[Opening Materials provided section]

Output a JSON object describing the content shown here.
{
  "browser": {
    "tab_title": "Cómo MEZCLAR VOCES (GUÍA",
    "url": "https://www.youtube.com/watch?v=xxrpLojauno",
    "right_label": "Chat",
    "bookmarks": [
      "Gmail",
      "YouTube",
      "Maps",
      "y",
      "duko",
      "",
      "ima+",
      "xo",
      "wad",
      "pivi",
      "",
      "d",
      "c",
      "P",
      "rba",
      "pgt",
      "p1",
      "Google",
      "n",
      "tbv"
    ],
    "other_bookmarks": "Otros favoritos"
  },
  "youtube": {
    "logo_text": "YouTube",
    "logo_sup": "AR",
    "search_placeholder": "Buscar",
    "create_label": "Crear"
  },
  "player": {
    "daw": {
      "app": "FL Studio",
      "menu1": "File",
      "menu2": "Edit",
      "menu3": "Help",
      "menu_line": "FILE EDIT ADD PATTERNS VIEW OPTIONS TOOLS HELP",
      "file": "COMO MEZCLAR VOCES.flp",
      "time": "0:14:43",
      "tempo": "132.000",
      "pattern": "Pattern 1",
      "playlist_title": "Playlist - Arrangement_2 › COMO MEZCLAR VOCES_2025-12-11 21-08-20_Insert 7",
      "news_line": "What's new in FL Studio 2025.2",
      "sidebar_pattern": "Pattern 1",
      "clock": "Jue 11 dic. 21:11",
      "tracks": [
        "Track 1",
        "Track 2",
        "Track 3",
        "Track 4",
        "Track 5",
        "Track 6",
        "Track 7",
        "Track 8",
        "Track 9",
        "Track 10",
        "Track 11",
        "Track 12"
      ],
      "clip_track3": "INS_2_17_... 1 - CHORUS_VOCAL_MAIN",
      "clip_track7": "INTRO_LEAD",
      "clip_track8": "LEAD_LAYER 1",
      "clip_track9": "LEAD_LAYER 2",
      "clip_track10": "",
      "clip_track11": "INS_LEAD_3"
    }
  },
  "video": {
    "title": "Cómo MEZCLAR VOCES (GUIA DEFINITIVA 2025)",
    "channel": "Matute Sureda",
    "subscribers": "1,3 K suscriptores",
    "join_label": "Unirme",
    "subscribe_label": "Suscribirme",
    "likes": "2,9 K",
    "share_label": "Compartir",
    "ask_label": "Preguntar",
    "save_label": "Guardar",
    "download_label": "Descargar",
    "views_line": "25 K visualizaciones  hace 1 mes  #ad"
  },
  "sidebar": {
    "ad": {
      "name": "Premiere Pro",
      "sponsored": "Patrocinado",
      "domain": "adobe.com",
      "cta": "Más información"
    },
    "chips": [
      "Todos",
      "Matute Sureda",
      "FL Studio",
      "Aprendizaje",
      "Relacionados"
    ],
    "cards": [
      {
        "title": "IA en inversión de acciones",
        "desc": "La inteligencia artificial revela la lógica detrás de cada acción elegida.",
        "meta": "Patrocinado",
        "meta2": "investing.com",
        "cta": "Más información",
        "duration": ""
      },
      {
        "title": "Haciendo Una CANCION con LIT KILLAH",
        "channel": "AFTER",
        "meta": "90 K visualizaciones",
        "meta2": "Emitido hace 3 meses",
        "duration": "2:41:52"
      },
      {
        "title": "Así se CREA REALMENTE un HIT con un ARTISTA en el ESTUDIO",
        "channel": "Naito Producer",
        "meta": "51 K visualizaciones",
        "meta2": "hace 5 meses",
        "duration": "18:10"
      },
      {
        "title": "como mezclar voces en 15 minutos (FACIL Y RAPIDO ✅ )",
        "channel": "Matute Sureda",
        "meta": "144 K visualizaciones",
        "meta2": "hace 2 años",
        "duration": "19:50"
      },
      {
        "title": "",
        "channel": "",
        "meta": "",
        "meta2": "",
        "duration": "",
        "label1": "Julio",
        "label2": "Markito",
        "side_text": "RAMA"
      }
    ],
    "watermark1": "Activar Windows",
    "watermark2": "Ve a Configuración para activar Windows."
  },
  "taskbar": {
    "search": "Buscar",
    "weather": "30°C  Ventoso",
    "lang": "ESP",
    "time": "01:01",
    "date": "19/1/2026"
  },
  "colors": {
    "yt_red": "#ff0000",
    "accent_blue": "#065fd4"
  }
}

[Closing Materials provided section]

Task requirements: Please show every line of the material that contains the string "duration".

Written response:
        "duration": ""
        "duration": "2:41:52"
        "duration": "18:10"
        "duration": "19:50"
        "duration": "",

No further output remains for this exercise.